In On Photography, Susan Sontag writes, “Most tourists feel compelled to put the camera between themselves and whatever is remarkable that they encounter. Unsure of other responses, they take a picture.”
Hey, Mario. What’s good?
Odyssey’s photo mode by design wants us to experience things as wide-eyed and exuberantly as a bounding Mario. Which is a wonderful intention, but even in our virtual worlds, we need room for circumspection. Within Odyssey, by engaging with the photo mode, we are given a real chance to understand our needs to accumulate experiences as objects, consume culture, and keep others at the distance of a telephoto lens. It's Odyssey’s very own camera allows us to engage with those hard questions of what it is we’re creating and sharing.
Our real world is a one of images. Since mass produced cameras and film, we’ve been creating and sharing photographs at a pace that has only accelerated. Most of the images in our world from before the advent of affordable digital cameras came from a largely white, largely male, predominantly heterosexual middle and upper class. They enforce strict ideas about beauty and class, gender expectations and racial hegemony. These are images that still reinforce toxic cultural mythologies about who and what is truly worthy. And because many of our virtual worlds are created by people who were born under these mythological messages, they struggle to resist them.

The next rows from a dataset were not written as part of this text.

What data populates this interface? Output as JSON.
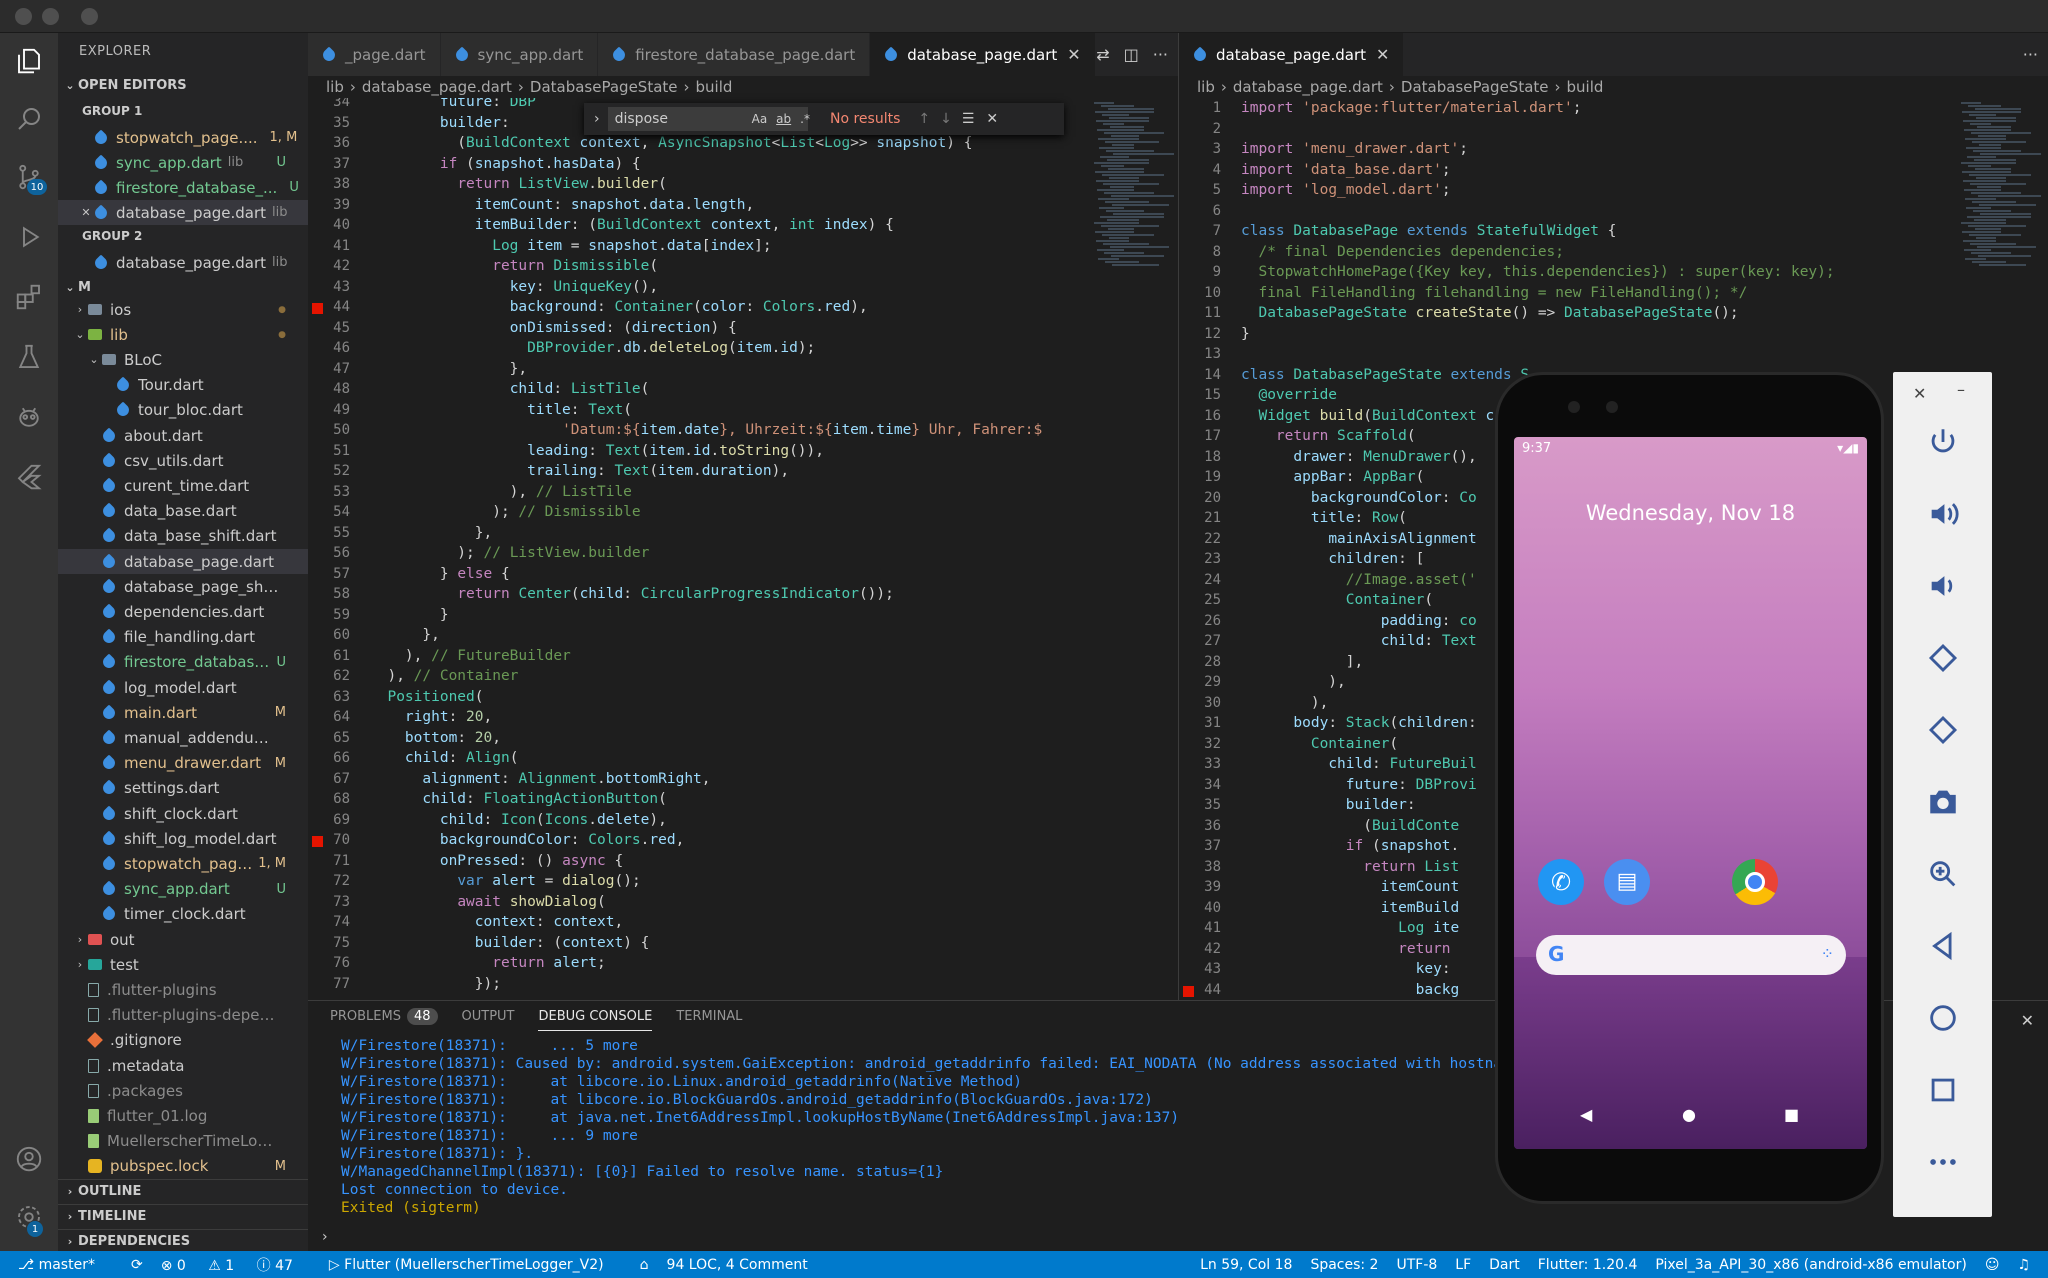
{
  "explorer": {
    "title": "EXPLORER",
    "open_editors": "OPEN EDITORS",
    "group1": "GROUP 1",
    "group2": "GROUP 2",
    "root": "M",
    "open_g1": [
      {
        "label": "stopwatch_page....",
        "desc": "",
        "badge": "1, M",
        "color": "mod",
        "close": false
      },
      {
        "label": "sync_app.dart",
        "desc": "lib",
        "badge": "U",
        "color": "un",
        "close": false
      },
      {
        "label": "firestore_database_...",
        "desc": "",
        "badge": "U",
        "color": "un",
        "close": false
      },
      {
        "label": "database_page.dart",
        "desc": "lib",
        "badge": "",
        "color": "",
        "close": true
      }
    ],
    "open_g2": [
      {
        "label": "database_page.dart",
        "desc": "lib"
      }
    ],
    "tree": [
      {
        "label": "ios",
        "icon": "folder",
        "indent": 1,
        "tw": "›",
        "badge": "●",
        "color": ""
      },
      {
        "label": "lib",
        "icon": "folderg",
        "indent": 1,
        "tw": "⌄",
        "badge": "●",
        "color": "mod"
      },
      {
        "label": "BLoC",
        "icon": "folder",
        "indent": 2,
        "tw": "⌄",
        "badge": "",
        "color": ""
      },
      {
        "label": "Tour.dart",
        "icon": "dart",
        "indent": 3,
        "badge": "",
        "color": ""
      },
      {
        "label": "tour_bloc.dart",
        "icon": "dart",
        "indent": 3,
        "badge": "",
        "color": ""
      },
      {
        "label": "about.dart",
        "icon": "dart",
        "indent": 2,
        "badge": "",
        "color": ""
      },
      {
        "label": "csv_utils.dart",
        "icon": "dart",
        "indent": 2,
        "badge": "",
        "color": ""
      },
      {
        "label": "curent_time.dart",
        "icon": "dart",
        "indent": 2,
        "badge": "",
        "color": ""
      },
      {
        "label": "data_base.dart",
        "icon": "dart",
        "indent": 2,
        "badge": "",
        "color": ""
      },
      {
        "label": "data_base_shift.dart",
        "icon": "dart",
        "indent": 2,
        "badge": "",
        "color": ""
      },
      {
        "label": "database_page.dart",
        "icon": "dart",
        "indent": 2,
        "badge": "",
        "color": "",
        "sel": true
      },
      {
        "label": "database_page_shift.dart",
        "icon": "dart",
        "indent": 2,
        "badge": "",
        "color": ""
      },
      {
        "label": "dependencies.dart",
        "icon": "dart",
        "indent": 2,
        "badge": "",
        "color": ""
      },
      {
        "label": "file_handling.dart",
        "icon": "dart",
        "indent": 2,
        "badge": "",
        "color": ""
      },
      {
        "label": "firestore_database...",
        "icon": "dart",
        "indent": 2,
        "badge": "U",
        "color": "un"
      },
      {
        "label": "log_model.dart",
        "icon": "dart",
        "indent": 2,
        "badge": "",
        "color": ""
      },
      {
        "label": "main.dart",
        "icon": "dart",
        "indent": 2,
        "badge": "M",
        "color": "mod"
      },
      {
        "label": "manual_addendum.dart",
        "icon": "dart",
        "indent": 2,
        "badge": "",
        "color": ""
      },
      {
        "label": "menu_drawer.dart",
        "icon": "dart",
        "indent": 2,
        "badge": "M",
        "color": "mod"
      },
      {
        "label": "settings.dart",
        "icon": "dart",
        "indent": 2,
        "badge": "",
        "color": ""
      },
      {
        "label": "shift_clock.dart",
        "icon": "dart",
        "indent": 2,
        "badge": "",
        "color": ""
      },
      {
        "label": "shift_log_model.dart",
        "icon": "dart",
        "indent": 2,
        "badge": "",
        "color": ""
      },
      {
        "label": "stopwatch_page....",
        "icon": "dart",
        "indent": 2,
        "badge": "1, M",
        "color": "mod"
      },
      {
        "label": "sync_app.dart",
        "icon": "dart",
        "indent": 2,
        "badge": "U",
        "color": "un"
      },
      {
        "label": "timer_clock.dart",
        "icon": "dart",
        "indent": 2,
        "badge": "",
        "color": ""
      },
      {
        "label": "out",
        "icon": "folderr",
        "indent": 1,
        "tw": "›",
        "badge": "",
        "color": ""
      },
      {
        "label": "test",
        "icon": "foldert",
        "indent": 1,
        "tw": "›",
        "badge": "",
        "color": ""
      },
      {
        "label": ".flutter-plugins",
        "icon": "file",
        "indent": 1,
        "badge": "",
        "color": "dim"
      },
      {
        "label": ".flutter-plugins-depende...",
        "icon": "file",
        "indent": 1,
        "badge": "",
        "color": "dim"
      },
      {
        "label": ".gitignore",
        "icon": "git",
        "indent": 1,
        "badge": "",
        "color": ""
      },
      {
        "label": ".metadata",
        "icon": "file",
        "indent": 1,
        "badge": "",
        "color": ""
      },
      {
        "label": ".packages",
        "icon": "file",
        "indent": 1,
        "badge": "",
        "color": "dim"
      },
      {
        "label": "flutter_01.log",
        "icon": "txt",
        "indent": 1,
        "badge": "",
        "color": "dim"
      },
      {
        "label": "MuellerscherTimeLogger....",
        "icon": "txt",
        "indent": 1,
        "badge": "",
        "color": "dim"
      },
      {
        "label": "pubspec.lock",
        "icon": "lock",
        "indent": 1,
        "badge": "M",
        "color": "mod"
      }
    ],
    "outline": "OUTLINE",
    "timeline": "TIMELINE",
    "dependencies": "DEPENDENCIES"
  },
  "tabs_left": [
    {
      "label": "_page.dart",
      "active": false
    },
    {
      "label": "sync_app.dart",
      "active": false
    },
    {
      "label": "firestore_database_page.dart",
      "active": false
    },
    {
      "label": "database_page.dart",
      "active": true
    }
  ],
  "tabs_right": [
    {
      "label": "database_page.dart",
      "active": true
    }
  ],
  "breadcrumb_left": [
    "lib",
    "database_page.dart",
    "DatabasePageState",
    "build"
  ],
  "breadcrumb_right": [
    "lib",
    "database_page.dart",
    "DatabasePageState",
    "build"
  ],
  "find": {
    "value": "dispose",
    "result": "No results",
    "aa": "Aa",
    "ab": "ab",
    "rx": ".*"
  },
  "left_lines": [
    {
      "n": "34",
      "h": "        <span class='pr'>future</span>: <span class='ty'>DBP</span>"
    },
    {
      "n": "35",
      "h": "        <span class='pr'>builder</span>:"
    },
    {
      "n": "36",
      "h": "          (<span class='ty'>BuildContext</span> <span class='pr'>context</span>, <span class='ty'>AsyncSnapshot</span>&lt;<span class='ty'>List</span>&lt;<span class='ty'>Log</span>&gt;&gt; <span class='pr'>snapshot</span>) {"
    },
    {
      "n": "37",
      "h": "        <span class='ct'>if</span> (<span class='pr'>snapshot</span>.<span class='pr'>hasData</span>) {"
    },
    {
      "n": "38",
      "h": "          <span class='ct'>return</span> <span class='ty'>ListView</span>.<span class='fn'>builder</span>("
    },
    {
      "n": "39",
      "h": "            <span class='pr'>itemCount</span>: <span class='pr'>snapshot</span>.<span class='pr'>data</span>.<span class='pr'>length</span>,"
    },
    {
      "n": "40",
      "h": "            <span class='pr'>itemBuilder</span>: (<span class='ty'>BuildContext</span> <span class='pr'>context</span>, <span class='ty'>int</span> <span class='pr'>index</span>) {"
    },
    {
      "n": "41",
      "h": "              <span class='ty'>Log</span> <span class='pr'>item</span> = <span class='pr'>snapshot</span>.<span class='pr'>data</span>[<span class='pr'>index</span>];"
    },
    {
      "n": "42",
      "h": "              <span class='ct'>return</span> <span class='ty'>Dismissible</span>("
    },
    {
      "n": "43",
      "h": "                <span class='pr'>key</span>: <span class='ty'>UniqueKey</span>(),"
    },
    {
      "n": "44",
      "h": "                <span class='pr'>background</span>: <span class='ty'>Container</span>(<span class='pr'>color</span>: <span class='ty'>Colors</span>.<span class='pr'>red</span>),"
    },
    {
      "n": "45",
      "h": "                <span class='pr'>onDismissed</span>: (<span class='pr'>direction</span>) {"
    },
    {
      "n": "46",
      "h": "                  <span class='ty'>DBProvider</span>.<span class='pr'>db</span>.<span class='fn'>deleteLog</span>(<span class='pr'>item</span>.<span class='pr'>id</span>);"
    },
    {
      "n": "47",
      "h": "                },"
    },
    {
      "n": "48",
      "h": "                <span class='pr'>child</span>: <span class='ty'>ListTile</span>("
    },
    {
      "n": "49",
      "h": "                  <span class='pr'>title</span>: <span class='ty'>Text</span>("
    },
    {
      "n": "50",
      "h": "                      <span class='st'>'Datum:${</span><span class='pr'>item</span>.<span class='pr'>date</span><span class='st'>}, Uhrzeit:${</span><span class='pr'>item</span>.<span class='pr'>time</span><span class='st'>} Uhr, Fahrer:$</span>"
    },
    {
      "n": "51",
      "h": "                  <span class='pr'>leading</span>: <span class='ty'>Text</span>(<span class='pr'>item</span>.<span class='pr'>id</span>.<span class='fn'>toString</span>()),"
    },
    {
      "n": "52",
      "h": "                  <span class='pr'>trailing</span>: <span class='ty'>Text</span>(<span class='pr'>item</span>.<span class='pr'>duration</span>),"
    },
    {
      "n": "53",
      "h": "                ), <span class='cm'>// ListTile</span>"
    },
    {
      "n": "54",
      "h": "              ); <span class='cm'>// Dismissible</span>"
    },
    {
      "n": "55",
      "h": "            },"
    },
    {
      "n": "56",
      "h": "          ); <span class='cm'>// ListView.builder</span>"
    },
    {
      "n": "57",
      "h": "        } <span class='ct'>else</span> {"
    },
    {
      "n": "58",
      "h": "          <span class='ct'>return</span> <span class='ty'>Center</span>(<span class='pr'>child</span>: <span class='ty'>CircularProgressIndicator</span>());"
    },
    {
      "n": "59",
      "h": "        }"
    },
    {
      "n": "60",
      "h": "      },"
    },
    {
      "n": "61",
      "h": "    ), <span class='cm'>// FutureBuilder</span>"
    },
    {
      "n": "62",
      "h": "  ), <span class='cm'>// Container</span>"
    },
    {
      "n": "63",
      "h": "  <span class='ty'>Positioned</span>("
    },
    {
      "n": "64",
      "h": "    <span class='pr'>right</span>: <span class='nm'>20</span>,"
    },
    {
      "n": "65",
      "h": "    <span class='pr'>bottom</span>: <span class='nm'>20</span>,"
    },
    {
      "n": "66",
      "h": "    <span class='pr'>child</span>: <span class='ty'>Align</span>("
    },
    {
      "n": "67",
      "h": "      <span class='pr'>alignment</span>: <span class='ty'>Alignment</span>.<span class='pr'>bottomRight</span>,"
    },
    {
      "n": "68",
      "h": "      <span class='pr'>child</span>: <span class='ty'>FloatingActionButton</span>("
    },
    {
      "n": "69",
      "h": "        <span class='pr'>child</span>: <span class='ty'>Icon</span>(<span class='ty'>Icons</span>.<span class='pr'>delete</span>),"
    },
    {
      "n": "70",
      "h": "        <span class='pr'>backgroundColor</span>: <span class='ty'>Colors</span>.<span class='pr'>red</span>,"
    },
    {
      "n": "71",
      "h": "        <span class='pr'>onPressed</span>: () <span class='ct'>async</span> {"
    },
    {
      "n": "72",
      "h": "          <span class='kw'>var</span> <span class='pr'>alert</span> = <span class='fn'>dialog</span>();"
    },
    {
      "n": "73",
      "h": "          <span class='ct'>await</span> <span class='fn'>showDialog</span>("
    },
    {
      "n": "74",
      "h": "            <span class='pr'>context</span>: <span class='pr'>context</span>,"
    },
    {
      "n": "75",
      "h": "            <span class='pr'>builder</span>: (<span class='pr'>context</span>) {"
    },
    {
      "n": "76",
      "h": "              <span class='ct'>return</span> <span class='pr'>alert</span>;"
    },
    {
      "n": "77",
      "h": "            });"
    }
  ],
  "right_lines": [
    {
      "n": "1",
      "h": "<span class='ct'>import</span> <span class='st'>'package:flutter/material.dart'</span>;"
    },
    {
      "n": "2",
      "h": ""
    },
    {
      "n": "3",
      "h": "<span class='ct'>import</span> <span class='st'>'menu_drawer.dart'</span>;"
    },
    {
      "n": "4",
      "h": "<span class='ct'>import</span> <span class='st'>'data_base.dart'</span>;"
    },
    {
      "n": "5",
      "h": "<span class='ct'>import</span> <span class='st'>'log_model.dart'</span>;"
    },
    {
      "n": "6",
      "h": ""
    },
    {
      "n": "7",
      "h": "<span class='kw'>class</span> <span class='ty'>DatabasePage</span> <span class='kw'>extends</span> <span class='ty'>StatefulWidget</span> {"
    },
    {
      "n": "8",
      "h": "  <span class='cm'>/* final Dependencies dependencies;</span>"
    },
    {
      "n": "9",
      "h": "<span class='cm'>  StopwatchHomePage({Key key, this.dependencies}) : super(key: key);</span>"
    },
    {
      "n": "10",
      "h": "<span class='cm'>  final FileHandling filehandling = new FileHandling(); */</span>"
    },
    {
      "n": "11",
      "h": "  <span class='ty'>DatabasePageState</span> <span class='fn'>createState</span>() =&gt; <span class='ty'>DatabasePageState</span>();"
    },
    {
      "n": "12",
      "h": "}"
    },
    {
      "n": "13",
      "h": ""
    },
    {
      "n": "14",
      "h": "<span class='kw'>class</span> <span class='ty'>DatabasePageState</span> <span class='kw'>extends</span> <span class='ty'>S</span>"
    },
    {
      "n": "15",
      "h": "  <span class='ty'>@override</span>"
    },
    {
      "n": "16",
      "h": "  <span class='ty'>Widget</span> <span class='fn'>build</span>(<span class='ty'>BuildContext</span> <span class='pr'>c</span>"
    },
    {
      "n": "17",
      "h": "    <span class='ct'>return</span> <span class='ty'>Scaffold</span>("
    },
    {
      "n": "18",
      "h": "      <span class='pr'>drawer</span>: <span class='ty'>MenuDrawer</span>(),"
    },
    {
      "n": "19",
      "h": "      <span class='pr'>appBar</span>: <span class='ty'>AppBar</span>("
    },
    {
      "n": "20",
      "h": "        <span class='pr'>backgroundColor</span>: <span class='ty'>Co</span>"
    },
    {
      "n": "21",
      "h": "        <span class='pr'>title</span>: <span class='ty'>Row</span>("
    },
    {
      "n": "22",
      "h": "          <span class='pr'>mainAxisAlignment</span>"
    },
    {
      "n": "23",
      "h": "          <span class='pr'>children</span>: ["
    },
    {
      "n": "24",
      "h": "            <span class='cm'>//Image.asset('</span>"
    },
    {
      "n": "25",
      "h": "            <span class='ty'>Container</span>("
    },
    {
      "n": "26",
      "h": "                <span class='pr'>padding</span>: <span class='ty'>co</span>"
    },
    {
      "n": "27",
      "h": "                <span class='pr'>child</span>: <span class='ty'>Text</span>"
    },
    {
      "n": "28",
      "h": "            ],"
    },
    {
      "n": "29",
      "h": "          ),"
    },
    {
      "n": "30",
      "h": "        ),"
    },
    {
      "n": "31",
      "h": "      <span class='pr'>body</span>: <span class='ty'>Stack</span>(<span class='pr'>children</span>:"
    },
    {
      "n": "32",
      "h": "        <span class='ty'>Container</span>("
    },
    {
      "n": "33",
      "h": "          <span class='pr'>child</span>: <span class='ty'>FutureBuil</span>"
    },
    {
      "n": "34",
      "h": "            <span class='pr'>future</span>: <span class='ty'>DBProvi</span>"
    },
    {
      "n": "35",
      "h": "            <span class='pr'>builder</span>:"
    },
    {
      "n": "36",
      "h": "              (<span class='ty'>BuildConte</span>"
    },
    {
      "n": "37",
      "h": "            <span class='ct'>if</span> (<span class='pr'>snapshot</span>."
    },
    {
      "n": "38",
      "h": "              <span class='ct'>return</span> <span class='ty'>List</span>"
    },
    {
      "n": "39",
      "h": "                <span class='pr'>itemCount</span>"
    },
    {
      "n": "40",
      "h": "                <span class='pr'>itemBuild</span>"
    },
    {
      "n": "41",
      "h": "                  <span class='ty'>Log</span> <span class='pr'>ite</span>"
    },
    {
      "n": "42",
      "h": "                  <span class='ct'>return</span>"
    },
    {
      "n": "43",
      "h": "                    <span class='pr'>key</span>:"
    },
    {
      "n": "44",
      "h": "                    <span class='pr'>backg</span>"
    }
  ],
  "panel": {
    "tabs": [
      "PROBLEMS",
      "OUTPUT",
      "DEBUG CONSOLE",
      "TERMINAL"
    ],
    "problems_count": "48",
    "lines": [
      {
        "t": "W/Firestore(18371):     ... 5 more",
        "c": "#3794ff"
      },
      {
        "t": "W/Firestore(18371): Caused by: android.system.GaiException: android_getaddrinfo failed: EAI_NODATA (No address associated with hostname)",
        "c": "#3794ff"
      },
      {
        "t": "W/Firestore(18371):     at libcore.io.Linux.android_getaddrinfo(Native Method)",
        "c": "#3794ff"
      },
      {
        "t": "W/Firestore(18371):     at libcore.io.BlockGuardOs.android_getaddrinfo(BlockGuardOs.java:172)",
        "c": "#3794ff"
      },
      {
        "t": "W/Firestore(18371):     at java.net.Inet6AddressImpl.lookupHostByName(Inet6AddressImpl.java:137)",
        "c": "#3794ff"
      },
      {
        "t": "W/Firestore(18371):     ... 9 more",
        "c": "#3794ff"
      },
      {
        "t": "W/Firestore(18371): }.",
        "c": "#3794ff"
      },
      {
        "t": "W/ManagedChannelImpl(18371): [{0}] Failed to resolve name. status={1}",
        "c": "#3794ff"
      },
      {
        "t": "Lost connection to device.",
        "c": "#3794ff"
      },
      {
        "t": "Exited (sigterm)",
        "c": "#cca700"
      }
    ]
  },
  "status": {
    "branch": "master*",
    "errors": "0",
    "warnings": "1",
    "info": "47",
    "launch": "Flutter (MuellerscherTimeLogger_V2)",
    "loc": "94 LOC, 4 Comment",
    "cursor": "Ln 59, Col 18",
    "spaces": "Spaces: 2",
    "enc": "UTF-8",
    "eol": "LF",
    "lang": "Dart",
    "flutter": "Flutter: 1.20.4",
    "device": "Pixel_3a_API_30_x86 (android-x86 emulator)"
  },
  "phone": {
    "time": "9:37",
    "date": "Wednesday, Nov 18"
  },
  "colors": {
    "accent": "#007acc",
    "sidebar": "#252526",
    "editor": "#1e1e1e",
    "modified": "#e2c08d",
    "untracked": "#73c991"
  }
}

Breath of the Wild has problems with gender, queerness, the notion of who gets to be a hero in society, and what a hero even is.
But when I showed my mom Breath of the Wild, she simply said, “This is the game of me watching you playing Link in the backyard when you were six.”
And to be honest, that's exactly how I felt in my brief time with the game. And why I was so disappointed with the actual game camera’s inability to share photos.
Despite the limitations of the photo mode, the drive to create and share stories from this world is too strong. Players have taken advantage of the poorly named “Pro HUD” and the Switch’s fixed screenshot button to capture not just breathtaking photos of Hyrule, but Zelda’s respect (and often thirst) for the indomitable Gerudo champion (and definitely girlfriend) Urbosa. And, of course, the blossoming love between Link and his totally canon shark boyfriend, Prince Sidon (You're not the boss of us, Nintendo).
The world as Nintendo created it may be unalterable. The politics that informed it may not align with our own. But you’re damn right we will take advantage of the powerful abilities that photography has to subvert the hell out of Nintendo’s world. We’ll make every last person in Hyrule gay, and we’ll have the honeymoon photos that make it real.
Susan Sontag concludes On Photography by saying this:
“But the force of photographic images comes from their being material realities in their own right, richly informative deposits left in the wake of whatever emitted them, potent means for turning the tables on reality—for turning it into a shadow. Images are more real than anyone could have supposed.”
Armed with our virtual cameras in our virtual worlds, we can create the images we want to believe in.
Our tools and our worlds will no doubt grow in the years ahead. And I hope more games and more players embrace them both. But for me, 2017 will always be a landmark year for game photography, and its power as a tool for storytelling and mythmaking.
How many hours have I spent inside these virtual worlds just this year? How many hours have we spent collectively? For decades, many of us simply received our experiences from these worlds. At best visiting them through avatars with limited verbsets.
We're embracing these worlds more fully than ever. We’re creating narratives that didn’t exist in them before. We're queering the shit out of worlds made for us to play in by companies that may not reflect who we are.
These are no longer Sony, Nintendo or Microsoft’s worlds—they are ours.
And we will live in them expressly on our terms.